A robot with Saudi citizenship? It’s the latest surreal scene from the kingdom’s “Davos in the Desert,” where Saudi Arabia’s leaders have been attempting to impress their economic ambitions upon the rest of the world. In a three-day event that has already seen the country announce its intent to build an entirely new city — called Neom — from scratch, the announcement that a robot named Sophia has been granted Saudi citizenship stands apart.
Alongside a holographic lion and a virtual rollercoaster, the robot has been on display at the Future Investment Initiative held by Saudi Public Investment Fund this week.“Thank you to the Kingdom of Saudi Arabia,” said the robot, named Sophia, when she learnt of her ostensible citizenship. “It is historic to be the first robot in the world granted citizenship.”

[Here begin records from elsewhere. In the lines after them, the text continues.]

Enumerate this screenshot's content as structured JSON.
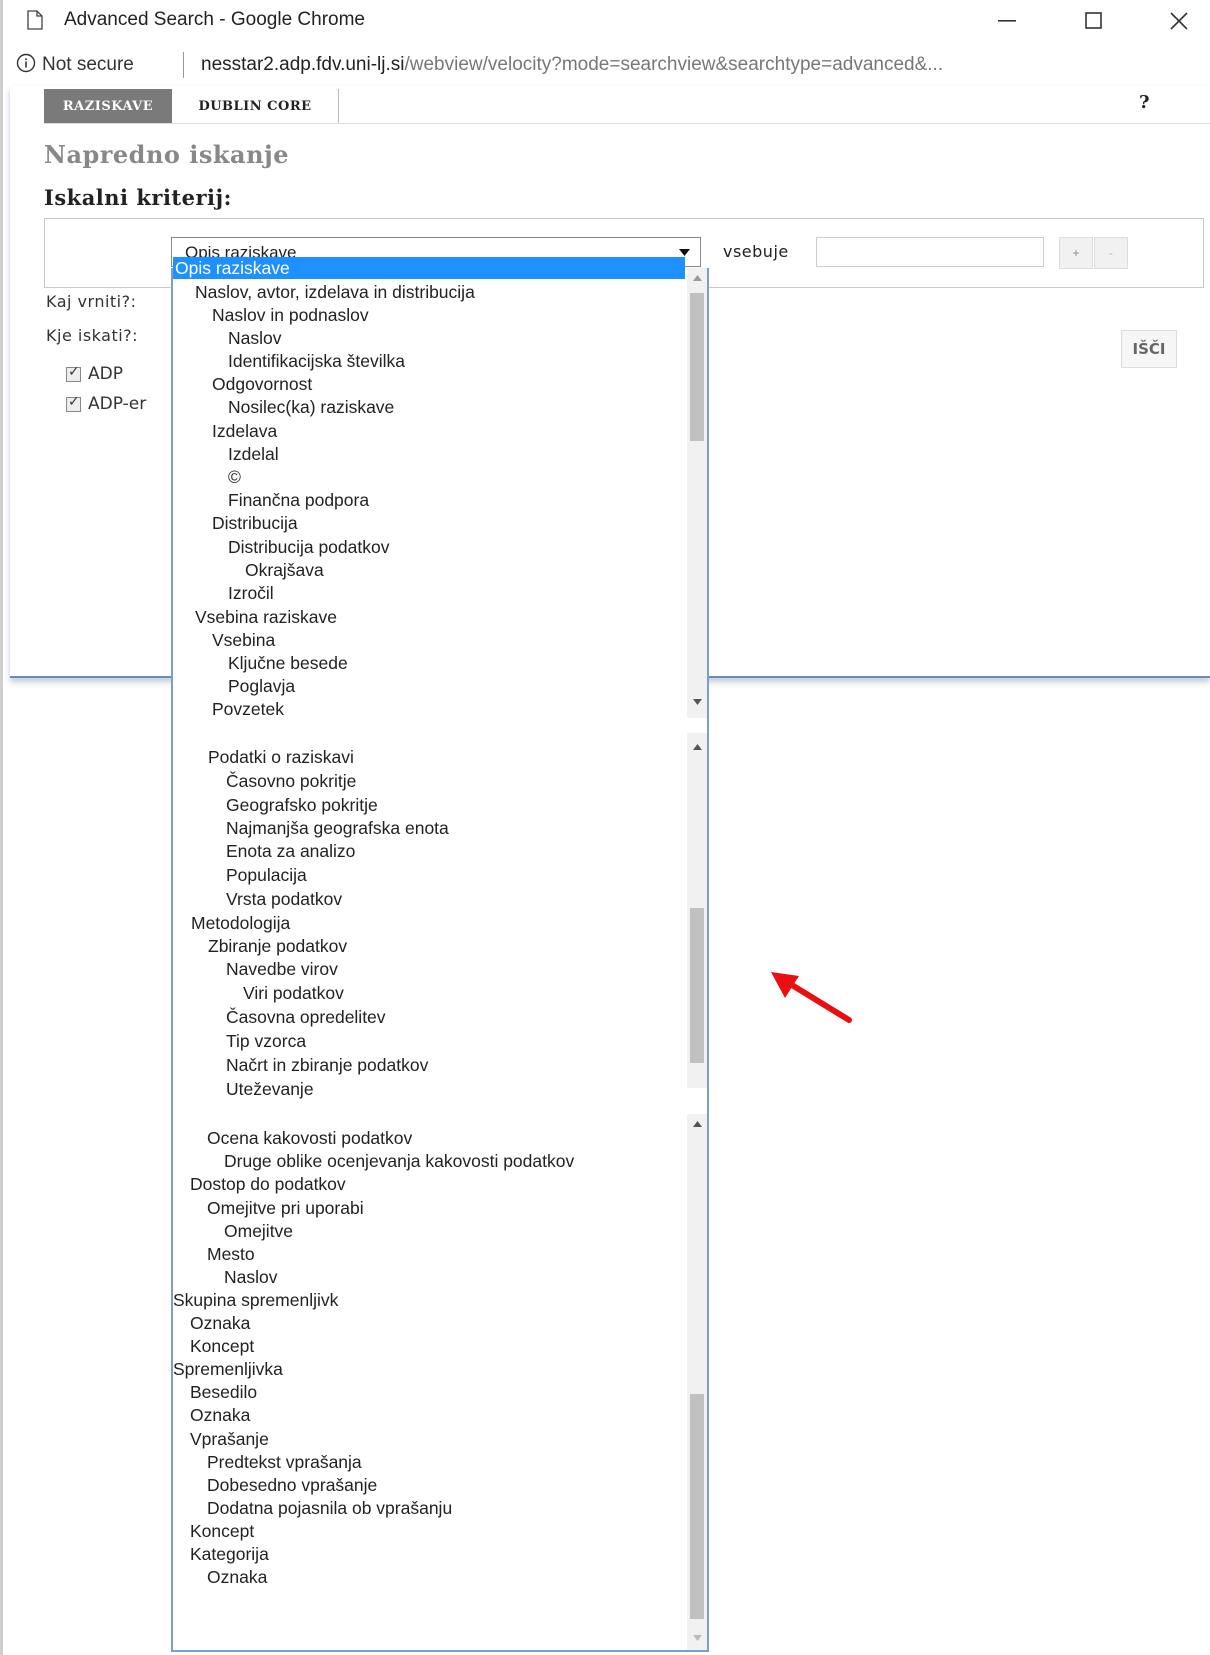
{
  "window": {
    "title": "Advanced Search - Google Chrome",
    "minimize_icon": "minimize-icon",
    "maximize_icon": "maximize-icon",
    "close_icon": "close-icon"
  },
  "address_bar": {
    "security": "Not secure",
    "url_host": "nesstar2.adp.fdv.uni-lj.si",
    "url_path": "/webview/velocity?mode=searchview&searchtype=advanced&..."
  },
  "tabs": [
    {
      "label": "RAZISKAVE",
      "active": true
    },
    {
      "label": "DUBLIN CORE",
      "active": false
    }
  ],
  "help_label": "?",
  "page_title": "Napredno iskanje",
  "criteria_heading": "Iskalni kriterij:",
  "criteria": {
    "selected_field": "Opis raziskave",
    "operator": "vsebuje",
    "input_value": "",
    "add_label": "+",
    "remove_label": "-"
  },
  "labels": {
    "what_to_return": "Kaj vrniti?:",
    "where_to_search": "Kje iskati?:"
  },
  "sources": [
    {
      "label": "ADP",
      "checked": true
    },
    {
      "label": "ADP-er",
      "checked": true
    }
  ],
  "search_button": "IŠČI",
  "dropdown_options": [
    {
      "label": "Opis raziskave",
      "selected": true
    },
    {
      "label": "Naslov, avtor, izdelava in distribucija"
    },
    {
      "label": "Naslov in podnaslov"
    },
    {
      "label": "Naslov"
    },
    {
      "label": "Identifikacijska številka"
    },
    {
      "label": "Odgovornost"
    },
    {
      "label": "Nosilec(ka) raziskave"
    },
    {
      "label": "Izdelava"
    },
    {
      "label": "Izdelal"
    },
    {
      "label": "©"
    },
    {
      "label": "Finančna podpora"
    },
    {
      "label": "Distribucija"
    },
    {
      "label": "Distribucija podatkov"
    },
    {
      "label": "Okrajšava"
    },
    {
      "label": "Izročil"
    },
    {
      "label": "Vsebina raziskave"
    },
    {
      "label": "Vsebina"
    },
    {
      "label": "Ključne besede"
    },
    {
      "label": "Poglavja"
    },
    {
      "label": "Povzetek"
    },
    {
      "label": "Podatki o raziskavi"
    },
    {
      "label": "Časovno pokritje"
    },
    {
      "label": "Geografsko pokritje"
    },
    {
      "label": "Najmanjša geografska enota"
    },
    {
      "label": "Enota za analizo"
    },
    {
      "label": "Populacija"
    },
    {
      "label": "Vrsta podatkov"
    },
    {
      "label": "Metodologija"
    },
    {
      "label": "Zbiranje podatkov"
    },
    {
      "label": "Navedbe virov"
    },
    {
      "label": "Viri podatkov"
    },
    {
      "label": "Časovna opredelitev"
    },
    {
      "label": "Tip vzorca"
    },
    {
      "label": "Načrt in zbiranje podatkov"
    },
    {
      "label": "Uteževanje"
    },
    {
      "label": "Ocena kakovosti podatkov"
    },
    {
      "label": "Druge oblike ocenjevanja kakovosti podatkov"
    },
    {
      "label": "Dostop do podatkov"
    },
    {
      "label": "Omejitve pri uporabi"
    },
    {
      "label": "Omejitve"
    },
    {
      "label": "Mesto"
    },
    {
      "label": "Naslov"
    },
    {
      "label": "Skupina spremenljivk"
    },
    {
      "label": "Oznaka"
    },
    {
      "label": "Koncept"
    },
    {
      "label": "Spremenljivka"
    },
    {
      "label": "Besedilo"
    },
    {
      "label": "Oznaka"
    },
    {
      "label": "Vprašanje"
    },
    {
      "label": "Predtekst vprašanja"
    },
    {
      "label": "Dobesedno vprašanje"
    },
    {
      "label": "Dodatna pojasnila ob vprašanju"
    },
    {
      "label": "Koncept"
    },
    {
      "label": "Kategorija"
    },
    {
      "label": "Oznaka"
    }
  ],
  "annotation_color": "#e81010"
}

The announcement could be controversial among conservative Saudis, many of whom believe that representation of the human form, even in art or on a mannequin, is sacrilegious. Citizenship is also a carefully guarded benefit in the kingdom, which does not grant it to foreign workers who make up about a third of the population — even to some families who have been there for generations — or to the children of Saudi women and foreign men. In a statement, the Saudi government’s Center for International Communication described the citizenship as “no laughing matter.”